• Exercise aim
Find the word "Beach" below. Copy each line that has it.
Material supplied: Begin
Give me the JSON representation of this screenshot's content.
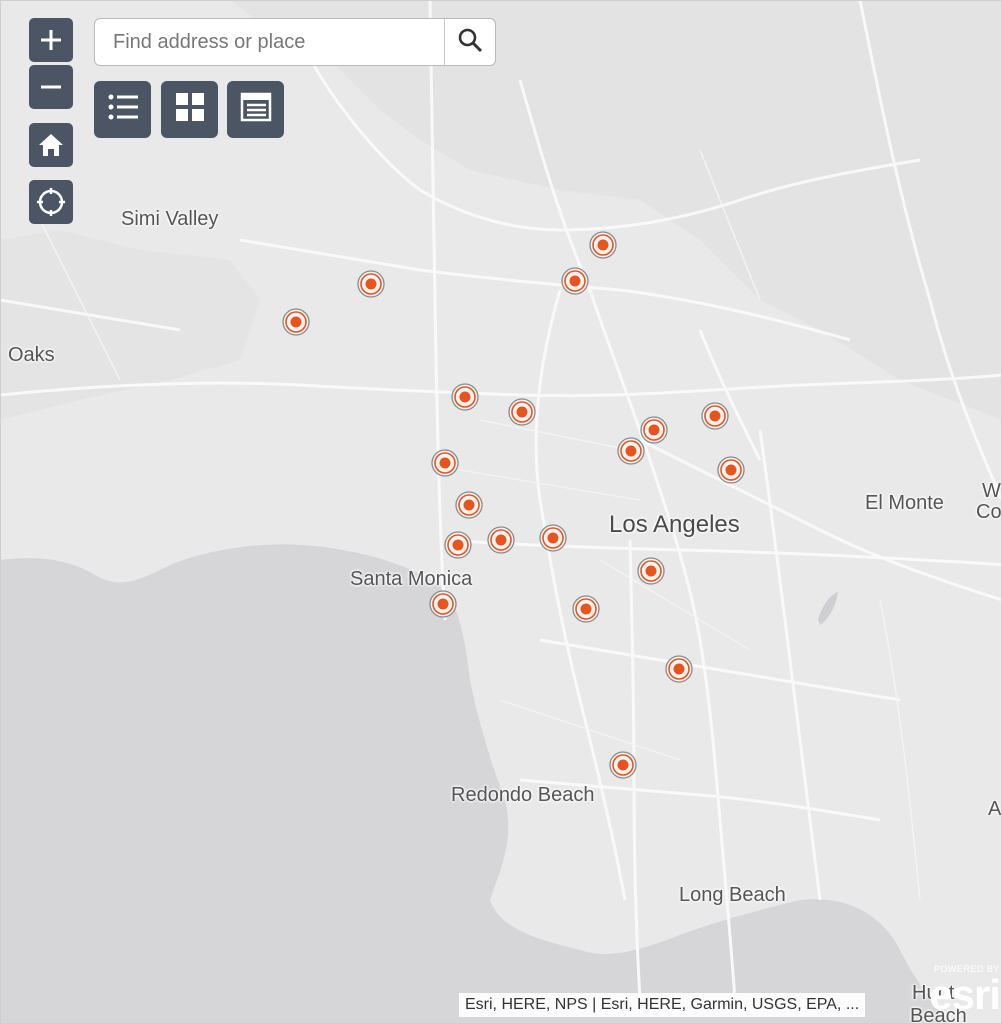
{
  "search": {
    "placeholder": "Find address or place"
  },
  "zoom": {
    "in_symbol": "+",
    "out_symbol": "−"
  },
  "controls": {
    "home_icon": "home-icon",
    "locate_icon": "locate-icon",
    "legend_icon": "legend-list-icon",
    "basemap_icon": "basemap-gallery-icon",
    "table_icon": "attribute-table-icon"
  },
  "colors": {
    "marker": "#e8541d",
    "control_bg": "#4b5563",
    "water": "#d7d7da",
    "land": "#e8e8e8"
  },
  "labels": [
    {
      "text": "Simi Valley",
      "size": "normal"
    },
    {
      "text": "Oaks",
      "size": "normal"
    },
    {
      "text": "Los Angeles",
      "size": "big"
    },
    {
      "text": "El Monte",
      "size": "normal"
    },
    {
      "text": "W",
      "size": "normal"
    },
    {
      "text": "Co",
      "size": "normal"
    },
    {
      "text": "Santa Monica",
      "size": "normal"
    },
    {
      "text": "Redondo Beach",
      "size": "normal"
    },
    {
      "text": "Long Beach",
      "size": "normal"
    },
    {
      "text": "Hunt",
      "size": "normal"
    },
    {
      "text": "Beach",
      "size": "normal"
    },
    {
      "text": "A",
      "size": "normal"
    }
  ],
  "marker_count": 22,
  "attribution": "Esri, HERE, NPS | Esri, HERE, Garmin, USGS, EPA, ...",
  "logo": {
    "powered": "POWERED BY",
    "brand": "esri"
  }
}
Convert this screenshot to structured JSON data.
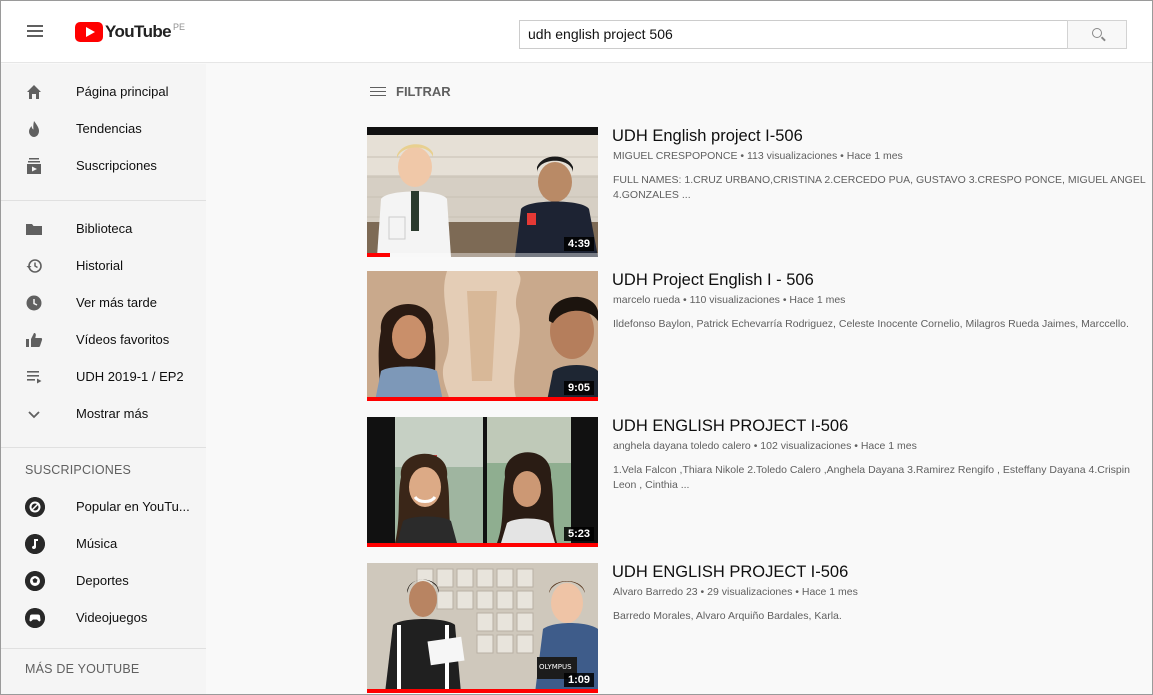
{
  "header": {
    "logo_text": "YouTube",
    "country_code": "PE",
    "search_value": "udh english project 506"
  },
  "sidebar": {
    "main_items": [
      {
        "label": "Página principal",
        "icon": "home-icon"
      },
      {
        "label": "Tendencias",
        "icon": "flame-icon"
      },
      {
        "label": "Suscripciones",
        "icon": "subscriptions-icon"
      }
    ],
    "library_items": [
      {
        "label": "Biblioteca",
        "icon": "folder-icon"
      },
      {
        "label": "Historial",
        "icon": "history-icon"
      },
      {
        "label": "Ver más tarde",
        "icon": "clock-icon"
      },
      {
        "label": "Vídeos favoritos",
        "icon": "thumbs-up-icon"
      },
      {
        "label": "UDH 2019-1 / EP2",
        "icon": "playlist-icon"
      },
      {
        "label": "Mostrar más",
        "icon": "chevron-down-icon"
      }
    ],
    "subscriptions_title": "SUSCRIPCIONES",
    "subscriptions": [
      {
        "label": "Popular en YouTu..."
      },
      {
        "label": "Música"
      },
      {
        "label": "Deportes"
      },
      {
        "label": "Videojuegos"
      }
    ],
    "more_title": "MÁS DE YOUTUBE"
  },
  "content": {
    "filter_label": "FILTRAR",
    "videos": [
      {
        "title": "UDH English project I-506",
        "meta": "MIGUEL CRESPOPONCE • 113 visualizaciones • Hace 1 mes",
        "description": "FULL NAMES: 1.CRUZ URBANO,CRISTINA 2.CERCEDO PUA, GUSTAVO 3.CRESPO PONCE, MIGUEL ANGEL 4.GONZALES ...",
        "duration": "4:39",
        "watched_fraction": 0.1
      },
      {
        "title": "UDH Project English I - 506",
        "meta": "marcelo rueda • 110 visualizaciones • Hace 1 mes",
        "description": "Ildefonso Baylon, Patrick Echevarría Rodriguez, Celeste Inocente Cornelio, Milagros Rueda Jaimes, Marccello.",
        "duration": "9:05",
        "watched_fraction": 1.0
      },
      {
        "title": "UDH ENGLISH PROJECT I-506",
        "meta": "anghela dayana toledo calero • 102 visualizaciones • Hace 1 mes",
        "description": "1.Vela Falcon ,Thiara Nikole 2.Toledo Calero ,Anghela Dayana 3.Ramirez Rengifo , Esteffany Dayana 4.Crispin Leon , Cinthia ...",
        "duration": "5:23",
        "watched_fraction": 1.0
      },
      {
        "title": "UDH ENGLISH PROJECT I-506",
        "meta": "Alvaro Barredo 23 • 29 visualizaciones • Hace 1 mes",
        "description": "Barredo Morales, Alvaro Arquiño Bardales, Karla.",
        "duration": "1:09",
        "watched_fraction": 1.0,
        "thumb_text": "OLYMPUS"
      }
    ]
  }
}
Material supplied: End
• Solved exercise
      "text": "Redondo Beach",
      "text": "Long Beach",
      "text": "Beach",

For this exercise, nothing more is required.